Solution. To solve the problem of the network shown in Fig. 71 by Thevenin’s theorem, let R4 be assumed as disconnected as shown in Fig. 72.
With the resistance R4 disconnected, the current in the closed circuit consisting of Rh R3 and
I = E / R1 + R3 + R = 12 / 7.2 + 40 +0.8 = 0.25 A
Voltage across terminals LM = V oc = Eth = 0.25 x 40 = 10 V
The equivalent internal resistance of the network between the terminals L and M with R4
R i = R th = R2 =R3 (R1 + R / R1 + r)
= 10 + 40 (7.2 + 0.8) / 40 + 7.2 + 0.8 = 10 + 40 x 8 / 48 = 16.66 Q
Current through 50 Q (RL) resistance (Refer Fig. 73),
I = E th / R th + RL = 10 / 16.66 + 50 = 0.15 A
Example 38. The four arms of a Wheatstone bridge have the following resistances :
AB = 50 n, BC = 5 n, CD = 2 n, DA = 25 n. A galvanometer of 10 n resistance is connected across BD. If a potential difference of 20 V is maintained across AC, using Thevenin’s theorem, calculate the current through the galvanometer.
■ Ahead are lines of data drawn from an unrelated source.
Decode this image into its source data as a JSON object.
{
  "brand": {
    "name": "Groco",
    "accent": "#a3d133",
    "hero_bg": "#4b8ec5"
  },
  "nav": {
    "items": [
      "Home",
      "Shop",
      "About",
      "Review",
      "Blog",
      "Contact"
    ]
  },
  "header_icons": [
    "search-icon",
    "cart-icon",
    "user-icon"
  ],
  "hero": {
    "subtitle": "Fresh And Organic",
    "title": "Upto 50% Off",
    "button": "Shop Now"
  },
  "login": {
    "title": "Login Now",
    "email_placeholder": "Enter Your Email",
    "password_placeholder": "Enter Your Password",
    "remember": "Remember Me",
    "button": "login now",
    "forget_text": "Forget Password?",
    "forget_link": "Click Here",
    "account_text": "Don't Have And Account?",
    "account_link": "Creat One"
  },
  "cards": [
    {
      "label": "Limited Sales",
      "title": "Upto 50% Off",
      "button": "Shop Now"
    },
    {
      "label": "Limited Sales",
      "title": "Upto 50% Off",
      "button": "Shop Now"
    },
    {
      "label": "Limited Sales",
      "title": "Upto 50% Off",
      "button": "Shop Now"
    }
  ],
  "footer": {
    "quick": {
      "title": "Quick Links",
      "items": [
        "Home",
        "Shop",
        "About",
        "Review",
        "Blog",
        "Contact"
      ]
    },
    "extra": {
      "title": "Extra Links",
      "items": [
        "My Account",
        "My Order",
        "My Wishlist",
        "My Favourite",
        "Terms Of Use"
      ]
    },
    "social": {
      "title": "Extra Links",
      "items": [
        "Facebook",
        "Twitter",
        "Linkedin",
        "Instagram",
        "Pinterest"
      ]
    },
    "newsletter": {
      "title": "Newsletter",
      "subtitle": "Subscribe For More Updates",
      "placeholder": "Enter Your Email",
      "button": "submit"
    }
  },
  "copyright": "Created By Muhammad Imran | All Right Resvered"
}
Solution. Refer Fig. 87 (i).
• After removing galvanometer from Fig. 87 (i), we get the circuit of Fig. 87 (ii).
• Let us now find the open-circuit voltage V oc (also called Thevenin voltage Eth) between Points B and D. Since ABC (as well as ADC) is a potential divider on which a voltage drop of 20 V takes place, we have
Potential of B w.r.t. C = 20 x 5 / 50 + 5 = 1.818 V
Potential of D w.r.t. C = 20 = 2 / 25 x 2 = 1.481 V
Potential difference between Band Dis V oc or Eth = 1.818 – 1.481 = 0.337 V.
- Now, remove the 20 V battery retaining its internal resistance which in this case, happens to be zero. Hence, it amounts to short-circuiting points A and C as shown in Fig. 87 (iv ).
- Next, let us find the resistance of the whole network as viewed from points Band D. It may be seen that electrically speaking points A and C have become one as shown in
Fig. 88 (i) Further it may be observed that BA is in parallel with BC and AD is in parallel with CD. Hence
RBD = 5 || 50 + 25 ||2 = 5 x 50 / 5 + 50 + 25 x 2 / 25 + 2 = 6.4 Q
• Now, so far points Band Dare concerned, the network has a voltage source of0.337 V and internal resistance R; = 6.4 Q. This Thevenin’s source is shown in Fig. 88 (iii).
• Finally, let us connect the galvanometer, which was initially removed, to this Thevenin source and calculate the current flowing through it. As seen from Fig. 88 (iv), we have 0.337 current through the galvanometer, I = 0.337 / 6.4 + 10 = 0.02 A